    Vega WA (1995) The study of Latino families: a point of departure. In: Zambrana RE (ed) Understanding Latino families: scholarship, policy, and practice. Sage, Thousand Oaks, pp 3–17Google Scholar
  42. 42.
    Robin AL, Foster SL (1989) Negotiating parent–adolescent conflict: a behavioral-family systems approach. The Guilford, New YorkGoogle Scholar
  43. 43.
    Rush AJ (2000) Task force for the handbook of psychiatric measures. Handbook of psychiatric measures. American Psychiatric Association, WashingtonGoogle Scholar
  44. 44.
    Bowen GL, Rose R, Bowen NK (2005) The reliability and validity of the school success profile. Xlibris, PhiladelphiaGoogle Scholar
  45. 45.
    Achenbach TM (1991) Manual for the child behavior checklist 4–18 and 1991 profile. University of Vermont, BurlingtonGoogle Scholar
  46. 46.
    Rosenberg M (1989) Society and the adolescent self-image. Revised edition. Wesleyan University Press, MiddletownGoogle Scholar
  47. 47.
    Alwin DF, Hauser RM (1975) The decomposition of effects in path analysis. Am Sociol Rev 40:37–47CrossRefGoogle Scholar
  48. 48.
    Baron RM, Kenny DA (1986) The moderator–mediator variable distinction in social psychological research: conceptual, strategic and statistical considerations. J Pers Soc Psychol 51:1173–1182PubMedCrossRefGoogle Scholar
  49. 49.
    Neter J, Kutner MH, Nachtsheim CJ, Wasserman W (1996) Applied linear regression models, 3rd edn. Irwin, ChicagoGoogle Scholar
  50. 50.
    Tabachnick BG, Fidell LS (2001) Using multivariate statistics, 4th edn. Allyn and Bacon, BostonGoogle Scholar
  51. 51.
    Bacallao ML, Smokowski PR (2005) Entre dos mundos (between two worlds): bicultural skills training with Latino immigrant families. J Prim Prev 26:485–509PubMedCrossRefGoogle Scholar
  52. 52.
    Fraser MW, Kirby LD, Smokowski PR (2004) Risk and resilience in childhood. In: Fraser MW (ed) Risk and resilience in childhood: an ecological perspective, 2nd edn. National Association of Social Workers, WashingtonGoogle Scholar

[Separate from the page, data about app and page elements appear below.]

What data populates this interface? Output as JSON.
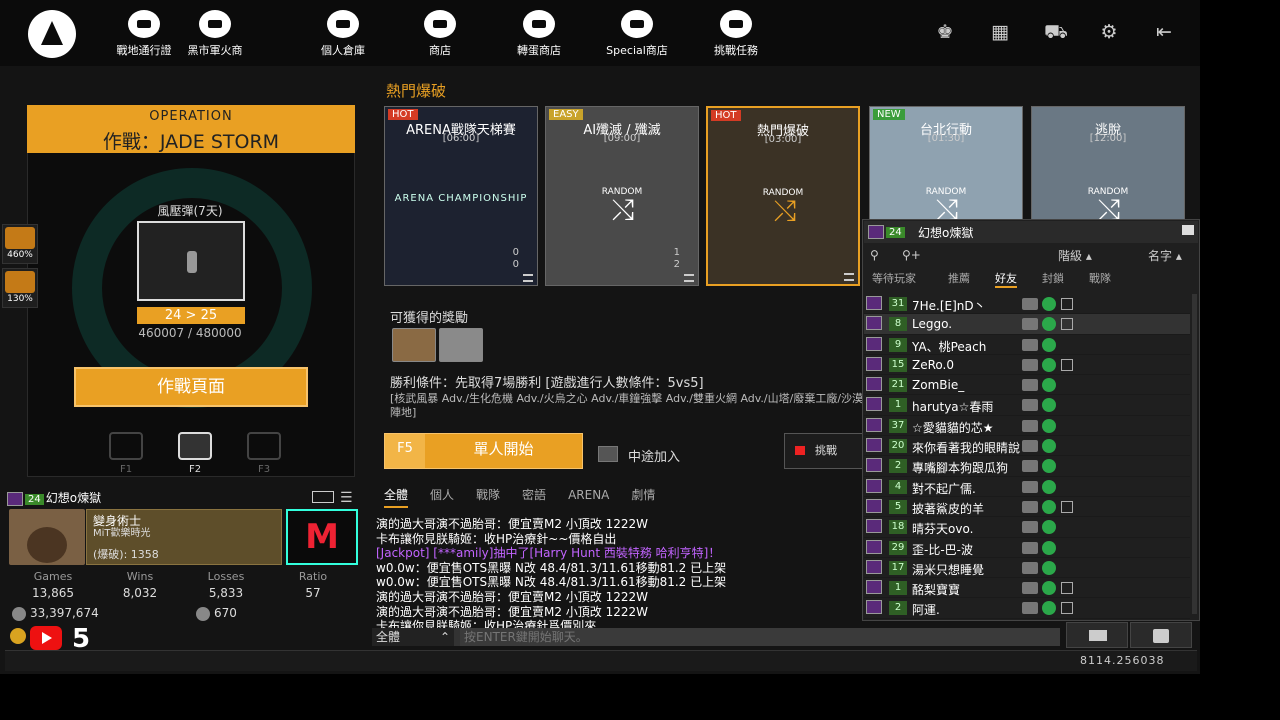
{
  "topnav": {
    "items": [
      {
        "label": "戰地通行證",
        "icon": "battle-pass-icon"
      },
      {
        "label": "黑市軍火商",
        "icon": "black-market-icon"
      },
      {
        "label": "個人倉庫",
        "icon": "inventory-icon"
      },
      {
        "label": "商店",
        "icon": "shop-icon"
      },
      {
        "label": "轉蛋商店",
        "icon": "gacha-icon"
      },
      {
        "label": "Special商店",
        "icon": "special-shop-icon"
      },
      {
        "label": "挑戰任務",
        "icon": "challenge-mission-icon"
      }
    ],
    "right_icons": [
      "ranking-icon",
      "calendar-icon",
      "cart-icon",
      "gear-icon",
      "exit-icon"
    ]
  },
  "operation": {
    "header": "OPERATION",
    "title": "作戰：JADE STORM",
    "item_name": "風壓彈(7天)",
    "level": "24 > 25",
    "exp": "460007 / 480000",
    "button": "作戰頁面"
  },
  "boosts": [
    {
      "value": "460%"
    },
    {
      "value": "130%"
    }
  ],
  "fkeys": [
    {
      "label": "F1",
      "icon": "rifle-mode-icon"
    },
    {
      "label": "F2",
      "icon": "ammo-mode-icon"
    },
    {
      "label": "F3",
      "icon": "crosshair-mode-icon"
    }
  ],
  "profile": {
    "level": "24",
    "name": "幻想o煉獄",
    "rank_title": "變身術士",
    "rank_sub": "MiT歡樂時光",
    "rank_stat": "(爆破): 1358",
    "stats": [
      {
        "label": "Games",
        "value": "13,865"
      },
      {
        "label": "Wins",
        "value": "8,032"
      },
      {
        "label": "Losses",
        "value": "5,833"
      },
      {
        "label": "Ratio",
        "value": "57"
      }
    ],
    "gold": "33,397,674",
    "silver": "670",
    "cash_count": "5"
  },
  "modes": {
    "section_title": "熱門爆破",
    "items": [
      {
        "tag": "HOT",
        "tag_color": "#d43b24",
        "title": "ARENA戰隊天梯賽",
        "time": "[06:00]",
        "top": "0",
        "bottom": "0"
      },
      {
        "tag": "EASY",
        "tag_color": "#c9a32a",
        "title": "AI殲滅 / 殲滅",
        "time": "[09:00]",
        "top": "1",
        "bottom": "2"
      },
      {
        "tag": "HOT",
        "tag_color": "#d43b24",
        "title": "熱門爆破",
        "time": "[03:00]",
        "top": "",
        "bottom": ""
      },
      {
        "tag": "NEW",
        "tag_color": "#3b9d3b",
        "title": "台北行動",
        "time": "[01:30]",
        "top": "",
        "bottom": ""
      },
      {
        "tag": "",
        "tag_color": "",
        "title": "逃脫",
        "time": "[12:00]",
        "top": "",
        "bottom": ""
      }
    ],
    "random_label": "RANDOM",
    "arena_logo": "ARENA CHAMPIONSHIP"
  },
  "rewards": {
    "label": "可獲得的獎勵",
    "win_condition": "勝利條件：先取得7場勝利 [遊戲進行人數條件：5vs5]",
    "maps": "[核武風暴 Adv./生化危機 Adv./火烏之心 Adv./車鐘強擊 Adv./雙重火網 Adv./山塔/廢棄工廠/沙漠陣地]"
  },
  "start": {
    "key": "F5",
    "label": "單人開始",
    "join_label": "中途加入",
    "challenge_label": "挑戰"
  },
  "chat": {
    "tabs": [
      "全體",
      "個人",
      "戰隊",
      "密語",
      "ARENA",
      "劇情"
    ],
    "messages": [
      {
        "text": "演的過大哥演不過胎哥：便宜賣M2 小頂改 1222W",
        "color": "#ffffff"
      },
      {
        "text": "卡布讓你見朕騎姬：收HP治療針~~價格自出",
        "color": "#ffffff"
      },
      {
        "text": "[Jackpot] [***amily]抽中了[Harry Hunt 西裝特務 哈利亨特]！",
        "color": "#c264ff"
      },
      {
        "text": "w0.0w：便宜售OTS黑曝 N改 48.4/81.3/11.61移動81.2 已上架",
        "color": "#ffffff"
      },
      {
        "text": "w0.0w：便宜售OTS黑曝 N改 48.4/81.3/11.61移動81.2 已上架",
        "color": "#ffffff"
      },
      {
        "text": "演的過大哥演不過胎哥：便宜賣M2 小頂改 1222W",
        "color": "#ffffff"
      },
      {
        "text": "演的過大哥演不過胎哥：便宜賣M2 小頂改 1222W",
        "color": "#ffffff"
      },
      {
        "text": "卡布讓你見朕騎姬：收HP治療針爲價別來",
        "color": "#ffffff"
      }
    ],
    "channel": "全體",
    "input_placeholder": "按ENTER鍵開始聊天。"
  },
  "friends_panel": {
    "level": "24",
    "name": "幻想o煉獄",
    "sort_rank": "階級",
    "sort_name": "名字",
    "tabs": [
      "等待玩家",
      "推薦",
      "好友",
      "封鎖",
      "戰隊"
    ],
    "friends": [
      {
        "level": "31",
        "name": "7He.[E]nD丶"
      },
      {
        "level": "8",
        "name": "Leggo."
      },
      {
        "level": "9",
        "name": "YA、桃Peach"
      },
      {
        "level": "15",
        "name": "ZeRo.0"
      },
      {
        "level": "21",
        "name": "ZomBie_"
      },
      {
        "level": "1",
        "name": "harutya☆春雨"
      },
      {
        "level": "37",
        "name": "☆愛貓貓的芯★"
      },
      {
        "level": "20",
        "name": "來你看著我的眼睛說"
      },
      {
        "level": "2",
        "name": "專嘴腳本狗跟瓜狗"
      },
      {
        "level": "4",
        "name": "對不起广儒."
      },
      {
        "level": "5",
        "name": "披著鯊皮的羊"
      },
      {
        "level": "18",
        "name": "晴芬天ovo."
      },
      {
        "level": "29",
        "name": "歪-比-巴-波"
      },
      {
        "level": "17",
        "name": "湯米只想睡覺"
      },
      {
        "level": "1",
        "name": "酩梨寶寶"
      },
      {
        "level": "2",
        "name": "阿運."
      }
    ]
  },
  "coords": "8114.256038"
}
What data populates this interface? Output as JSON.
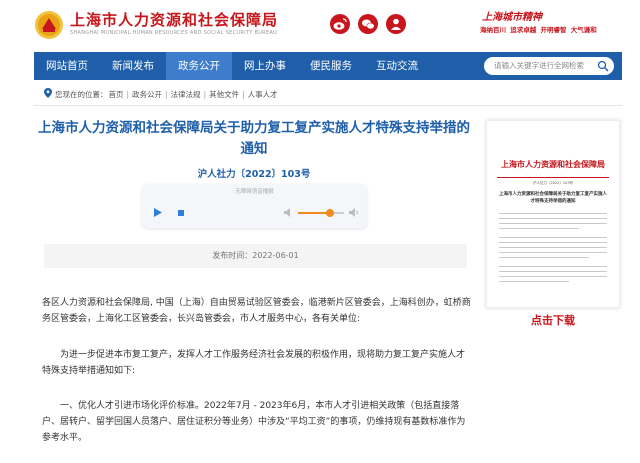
{
  "header": {
    "site_title": "上海市人力资源和社会保障局",
    "site_subtitle": "SHANGHAI MUNICIPAL HUMAN RESOURCES AND SOCIAL SECURITY BUREAU",
    "social_icons": [
      "weibo-icon",
      "wechat-icon",
      "person-icon"
    ],
    "spirit_title": "上海城市精神",
    "spirit_line": "海纳百川 追求卓越 开明睿智 大气谦和"
  },
  "nav": {
    "items": [
      "网站首页",
      "新闻发布",
      "政务公开",
      "网上办事",
      "便民服务",
      "互动交流"
    ],
    "active_index": 2,
    "search_placeholder": "请输入关键字进行全网检索"
  },
  "breadcrumb": {
    "label": "您现在的位置：",
    "items": [
      "首页",
      "政务公开",
      "法律法规",
      "其他文件",
      "人事人才"
    ]
  },
  "article": {
    "title": "上海市人力资源和社会保障局关于助力复工复产实施人才特殊支持举措的通知",
    "doc_number": "沪人社力〔2022〕103号",
    "player_caption": "无障碍语音播报",
    "volume_level": 0.7,
    "publish_date": "发布时间：2022-06-01",
    "paragraphs": [
      "各区人力资源和社会保障局, 中国（上海）自由贸易试验区管委会，临港新片区管委会，上海科创办，虹桥商务区管委会，上海化工区管委会，长兴岛管委会，市人才服务中心，各有关单位:",
      "为进一步促进本市复工复产，发挥人才工作服务经济社会发展的积极作用，现将助力复工复产实施人才特殊支持举措通知如下:",
      "一、优化人才引进市场化评价标准。2022年7月 - 2023年6月，本市人才引进相关政策（包括直接落户、居转户、留学回国人员落户、居住证积分等业务）中涉及“平均工资”的事项，仍维持现有基数标准作为参考水平。"
    ]
  },
  "preview": {
    "org": "上海市人力资源和社会保障局",
    "doc_number": "沪人社力〔2022〕103号",
    "title": "上海市人力资源和社会保障局关于助力复工复产实施人才特殊支持举措的通知",
    "download_label": "点击下载"
  },
  "colors": {
    "brand_red": "#c8161d",
    "nav_blue": "#1f5faa",
    "nav_active": "#3d7dcc",
    "accent_orange": "#f08b1e"
  }
}
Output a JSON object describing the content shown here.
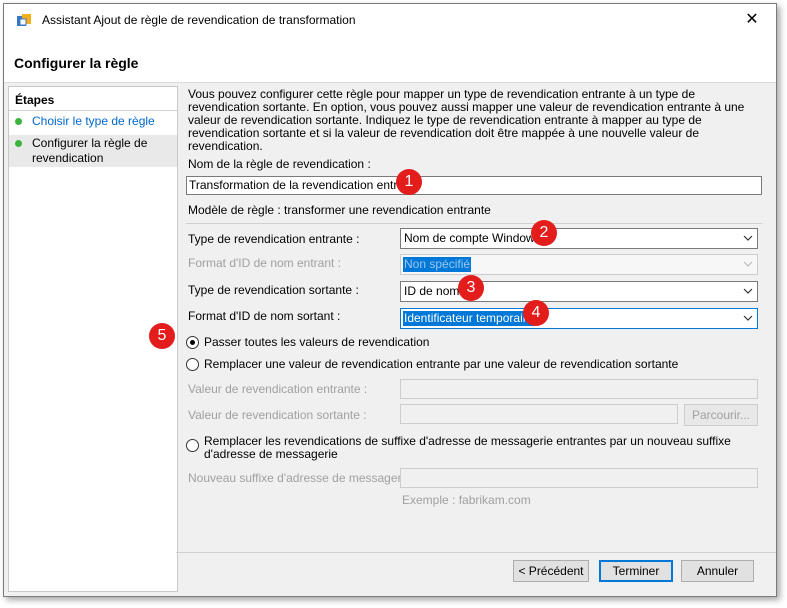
{
  "window": {
    "title": "Assistant Ajout de règle de revendication de transformation",
    "close_symbol": "✕"
  },
  "header": {
    "title": "Configurer la règle"
  },
  "steps": {
    "title": "Étapes",
    "items": [
      {
        "label": "Choisir le type de règle"
      },
      {
        "label": "Configurer la règle de revendication"
      }
    ]
  },
  "form": {
    "intro": "Vous pouvez configurer cette règle pour mapper un type de revendication entrante à un type de revendication sortante. En option, vous pouvez aussi mapper une valeur de revendication entrante à une valeur de revendication sortante. Indiquez le type de revendication entrante à mapper au type de revendication sortante et si la valeur de revendication doit être mappée à une nouvelle valeur de revendication.",
    "rule_name_label": "Nom de la règle de revendication :",
    "rule_name_value": "Transformation de la revendication entrante",
    "template_label": "Modèle de règle : transformer une revendication entrante",
    "incoming_type_label": "Type de revendication entrante :",
    "incoming_type_value": "Nom de compte Windows",
    "incoming_format_label": "Format d'ID de nom entrant :",
    "incoming_format_value": "Non spécifié",
    "outgoing_type_label": "Type de revendication sortante :",
    "outgoing_type_value": "ID de nom",
    "outgoing_format_label": "Format d'ID de nom sortant :",
    "outgoing_format_value": "Identificateur temporaire",
    "radio_pass_all": "Passer toutes les valeurs de revendication",
    "radio_replace_value": "Remplacer une valeur de revendication entrante par une valeur de revendication sortante",
    "incoming_value_label": "Valeur de revendication entrante :",
    "outgoing_value_label": "Valeur de revendication sortante :",
    "browse_button": "Parcourir...",
    "radio_replace_suffix": "Remplacer les revendications de suffixe d'adresse de messagerie entrantes par un nouveau suffixe d'adresse de messagerie",
    "new_suffix_label": "Nouveau suffixe d'adresse de messagerie :",
    "example_text": "Exemple : fabrikam.com",
    "selected_radio": "pass_all"
  },
  "footer": {
    "previous": "< Précédent",
    "finish": "Terminer",
    "cancel": "Annuler"
  },
  "callouts": [
    "1",
    "2",
    "3",
    "4",
    "5"
  ],
  "colors": {
    "callout": "#e31c1c",
    "selection": "#0078d7",
    "step_done": "#3cb43c",
    "link": "#0066cc"
  },
  "icons": {
    "window": "app-icon",
    "chevron": "chevron-down-icon",
    "step": "green-dot-icon"
  }
}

Copyright information

© Springer Science+Business Media, LLC 2006

Authors and Affiliations

  1. 1.School of Social WorkUniversity of North Carolina at Chapel HillChapel HillUSA
  2. 2.University of North CarolinaGreensboroUSA

Personalised recommendations